Exercise objective.
Below are the records. Gather each line that holds "splashtop".

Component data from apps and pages
────────────────
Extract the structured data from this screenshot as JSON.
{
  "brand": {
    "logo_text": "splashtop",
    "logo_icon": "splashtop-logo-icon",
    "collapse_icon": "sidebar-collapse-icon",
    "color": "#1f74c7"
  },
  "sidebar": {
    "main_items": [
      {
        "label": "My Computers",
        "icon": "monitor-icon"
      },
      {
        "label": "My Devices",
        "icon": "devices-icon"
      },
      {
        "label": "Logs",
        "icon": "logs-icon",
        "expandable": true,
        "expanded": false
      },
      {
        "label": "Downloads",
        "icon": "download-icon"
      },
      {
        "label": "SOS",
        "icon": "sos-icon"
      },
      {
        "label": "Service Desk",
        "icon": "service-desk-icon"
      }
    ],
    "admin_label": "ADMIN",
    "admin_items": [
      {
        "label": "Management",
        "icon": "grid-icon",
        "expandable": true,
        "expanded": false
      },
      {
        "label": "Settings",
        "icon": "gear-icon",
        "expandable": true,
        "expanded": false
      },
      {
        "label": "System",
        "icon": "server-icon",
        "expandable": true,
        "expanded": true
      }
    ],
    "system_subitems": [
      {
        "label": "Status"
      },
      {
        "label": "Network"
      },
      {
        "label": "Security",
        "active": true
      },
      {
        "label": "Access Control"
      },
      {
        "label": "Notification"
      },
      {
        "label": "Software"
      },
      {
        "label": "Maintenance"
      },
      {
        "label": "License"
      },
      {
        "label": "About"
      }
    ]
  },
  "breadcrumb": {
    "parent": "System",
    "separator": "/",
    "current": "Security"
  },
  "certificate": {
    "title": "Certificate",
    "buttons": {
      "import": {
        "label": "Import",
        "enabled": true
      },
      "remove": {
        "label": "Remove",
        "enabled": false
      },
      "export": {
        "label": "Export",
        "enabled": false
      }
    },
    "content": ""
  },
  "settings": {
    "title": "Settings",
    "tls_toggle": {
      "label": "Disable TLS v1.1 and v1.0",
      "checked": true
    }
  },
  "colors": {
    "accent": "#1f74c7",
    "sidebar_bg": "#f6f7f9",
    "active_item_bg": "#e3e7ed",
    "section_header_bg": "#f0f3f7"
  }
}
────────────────
Finished task.
    "logo_text": "splashtop",
    "logo_icon": "splashtop-logo-icon",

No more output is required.